Sports

The Fulcrum shows you how to stretch it out. Photo: ThoroughlyReviewed.

Beginner’s tips on getting nice and limber before a workout

I want to start focusing on a good warmup and getting more flexible. What are some good stretches/stretching tips?

Stretching is an important part of getting ready for any exercise. Whether it’s running, biking, weightlifting, swimming, or whatever. You want to get some stretches in to make sure you’re nice and loose, and ready for some exertion.

The basics

Before getting into specific stretches, there are some things you should know.

Just like lifting or doing any other exercise, you want to be wearing the proper clothes. Something that’s loose and comfortable that you can actually stretch in is essential. Again, no jeans!

When you do any stretch you want to keep a few things in mind. Always focus on your breathing. You want to keep your breaths slow and stable. Never hold your breath when you do any of these. It’s just like doing weights or cardio in that sense.

When you do the stretch, you want to hold the position for more than just a few seconds. Give it a good 10-12 second hold. Make sure your motion is very slow—no jerking!

You want to make sure you’re actually getting loose, so make sure any stretch you’re doing produces a bit of tension. You don’t want it to be too easy. At the same time, overextending can hurt you, so don’t do that. Make it so the stretch is hard enough to have an effect, but not so hard it’s going to put you out of commission.

The specifics

Alright, it’s time to target specific muscles now.
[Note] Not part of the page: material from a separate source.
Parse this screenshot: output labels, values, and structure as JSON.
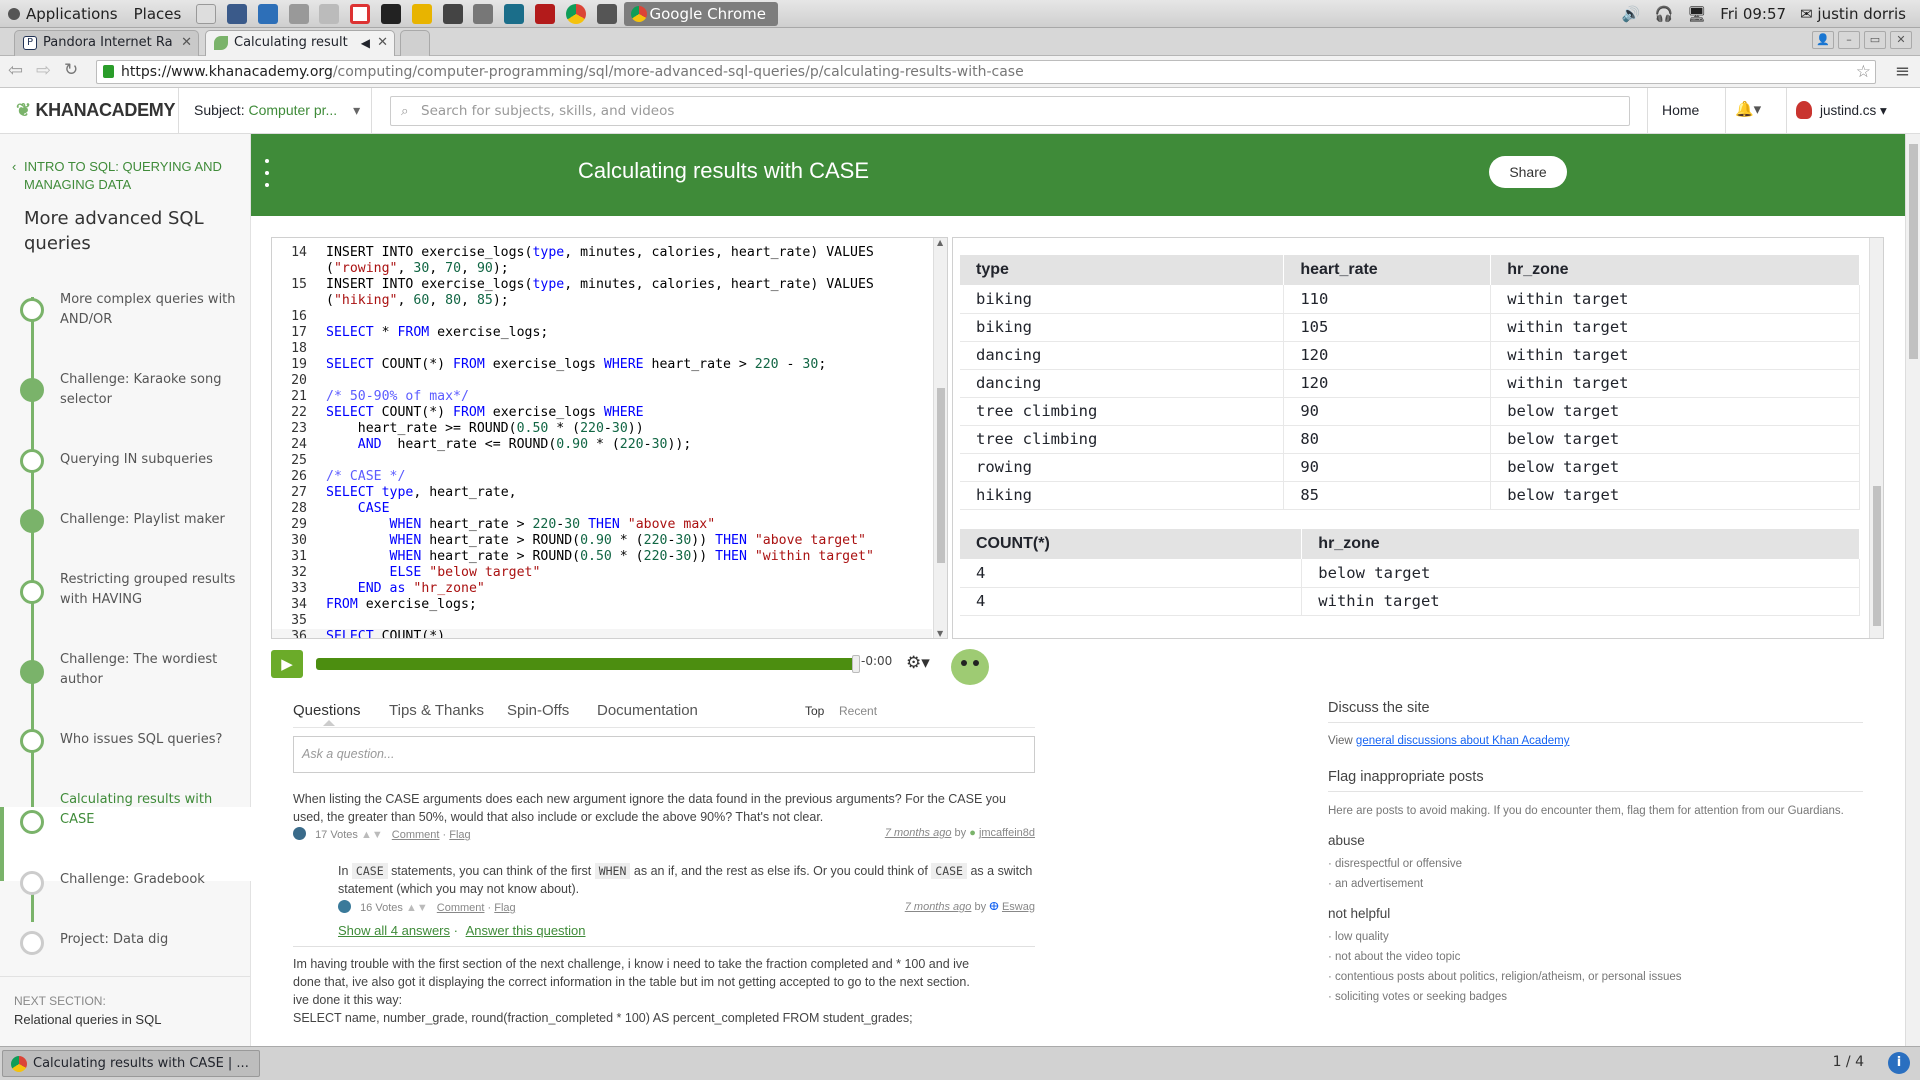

When I played high school football, we stretched out nearly every major muscle group before practice. This was because in football, you’re going to be getting a full-body workout no matter what.

This doesn’t necessarily apply to all exercises you’re going to do. For instance, if you’re lifting weights and targeting specific muscle groups, you want to stretch those muscles out. You don’t really need to stretch out the arms on leg day and vice versa, but you always can if you want.

Some good ones if you want to hit your lower body are the butterfly and the sitting hamstring stretch. The first is so-named because of the shape you make with your legs and upper body. You want to sit on the ground, then bend your knees like you’re going to sit cross-legged, except you want to tuck your feet in as close as you can towards your body. Hold your feet as you bring it in tight. This will really stretch out those inner thighs.

The sitting hamstring stretch is a classic. Pretty straightforward—I’m sure you’ve seen it before. Sit on the ground with one leg extended, toe pointing towards the sky. Then reach out, nice and slow, grabbing your foot without moving it. This will really work those hamstring muscles on the back of your lower leg.

For your upper body, if you are lucky enough to have someone with you, the partner arm stretch is a solid one. Grab your partner’s arm or hand hard, and pull your body away from them, while still staying locked. This’ll really get those arms nice and loose.

Another simple one is just to windmill your arms around and around (in a controlled manner). That’ll get the arms and shoulders going as well.

You want to spend around five minutes stretching before you get into your particular exercise. You can also do them after your exercise—but this is not mandatory.

At the University of Ottawa, just as you can get personal training for weights as an individual or class, they will show you how to do proper stretches beyond these few here.